It is no secret that your home page is your most important page. This is the page that the majority of traffic will enter your site. It is, therefore, pretty important to build a solid landing page that will pull customers further into your site. This being the case, a website owner must seriously consider what their home page says about them. Does your home page represent your brand? Does it add to the customer journey?
At Kuka Studios we have been building websites for over a decade. We know what works and what doesn’t. This is the stuff we look at when ‘judging’ a landing page.
Is the branding consistent? Does your home page’s image represent your brand offering? For instance, if you work for a company that prides yourself on being green then carry this over to your website. We often see companies losing their brand image and message when they go online. Don’t spread yourself too thin, keep your branding consistent.
Similar to branding, does your design represent your company and sector? And by design I don’t just mean your logo. I am talking about the images used, and the layout of the page. Think about what you are offering and it will all become apparent. Artists, obviously use lots of art on your site and those in the B2B sector keep it plain and simple – think about what type of customer you serve and make sure your home page caters to their needs.
As well as consistency, your website must be visually striking. Potential customers must be drawn into other areas of your site, past your home page, in order to make a purchase. Effective imagery is surprisingly good at this – imagery is the reason why large businesses still pay large sums of money for colour magazine adverts. Make your landing page look good, the rest will follow.

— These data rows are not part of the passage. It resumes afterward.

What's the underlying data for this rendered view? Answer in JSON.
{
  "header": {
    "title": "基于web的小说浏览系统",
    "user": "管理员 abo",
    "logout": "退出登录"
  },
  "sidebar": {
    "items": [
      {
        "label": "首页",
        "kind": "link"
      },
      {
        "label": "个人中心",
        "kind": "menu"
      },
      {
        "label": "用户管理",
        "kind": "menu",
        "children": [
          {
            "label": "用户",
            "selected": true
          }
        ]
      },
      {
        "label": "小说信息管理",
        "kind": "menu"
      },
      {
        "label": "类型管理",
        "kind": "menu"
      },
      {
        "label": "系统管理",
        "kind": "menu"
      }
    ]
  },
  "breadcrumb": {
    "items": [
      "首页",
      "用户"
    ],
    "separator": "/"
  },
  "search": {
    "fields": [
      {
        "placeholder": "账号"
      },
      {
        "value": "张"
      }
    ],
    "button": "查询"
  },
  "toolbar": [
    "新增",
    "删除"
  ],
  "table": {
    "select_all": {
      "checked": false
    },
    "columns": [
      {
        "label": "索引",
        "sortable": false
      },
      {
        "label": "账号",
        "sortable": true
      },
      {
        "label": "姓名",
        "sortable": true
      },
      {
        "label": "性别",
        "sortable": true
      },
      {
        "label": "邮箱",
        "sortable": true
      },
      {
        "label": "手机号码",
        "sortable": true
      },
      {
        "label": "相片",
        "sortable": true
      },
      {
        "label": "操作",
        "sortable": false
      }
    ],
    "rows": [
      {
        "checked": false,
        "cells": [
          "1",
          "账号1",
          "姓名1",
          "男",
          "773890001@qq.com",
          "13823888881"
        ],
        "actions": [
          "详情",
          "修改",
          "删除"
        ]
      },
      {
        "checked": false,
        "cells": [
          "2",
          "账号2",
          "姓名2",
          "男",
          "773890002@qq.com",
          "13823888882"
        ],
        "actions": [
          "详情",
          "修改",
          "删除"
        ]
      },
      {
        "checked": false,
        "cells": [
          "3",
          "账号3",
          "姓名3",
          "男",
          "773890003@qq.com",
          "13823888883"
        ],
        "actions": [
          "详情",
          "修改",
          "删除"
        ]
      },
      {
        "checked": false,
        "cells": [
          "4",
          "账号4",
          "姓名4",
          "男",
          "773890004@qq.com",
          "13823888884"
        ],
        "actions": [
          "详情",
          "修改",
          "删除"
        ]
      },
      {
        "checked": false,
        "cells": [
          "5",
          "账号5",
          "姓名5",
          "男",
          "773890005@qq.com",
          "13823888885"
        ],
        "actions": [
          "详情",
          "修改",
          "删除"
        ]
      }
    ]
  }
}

User experience or UX is vital in generating money from your site. UX is one of the first things we look at when carrying out a conversion optimisation (the practice of building on a website with the aim of turning more visitors into paying customers). If you have a poor UX, visitors will simply leave and find a friendly site that will be more than happy to convert them. Judging your site’s UX can be difficult and requires a lot of empathy towards the customer, ask a friend or a web design agency to have a look at your home page and give their opinion on its ease of use.
The two major no go’s for UX are 404 errors and a non-mobile friendly interface. If you have 404 errors (missing pages) linking from your home page, customers will leave and Google won’t be happy, hurting your search engine visibility. If your site is not mobile friendly you risk losing all mobile traffic (around half of all web traffic) and you will once again annoy Google!
Build it and they will come … but they will swiftly leave if your content is not compelling enough. Use call to actions like “special offer” or “buy now” to get customers excited about your offering. But be careful to not sound spammy.
Just as your content must be compelling, it must also be relevant. A potential customer has found your site to look for some information. Make sure your home page has the information your visitors want to find. This tells your customer right away that your are the right company to go to.
For the Record
Even if the above is great you can still trip yourself up.
1. Avoid splash pages at all cost. They used to be cool but they are now just an additional step in the customer’s journey where time is of the essence.
2. No stock photos. They have been used beyond salvation, you are much better off paying a designer a bit of extra money for some original designs.
3. Make your word count work. Do not overload your visitors with information – you would not walk up to someone for the first time, shake their hand then proceed to tell them everything you possibly could about yourself would you? We would recommend 300-400 words introducing your company. This word count does not overload visitors with information and keeps the Google monster in check.
Don’t get caught up in the details and overlook your home page! Remember, first impressions really do last.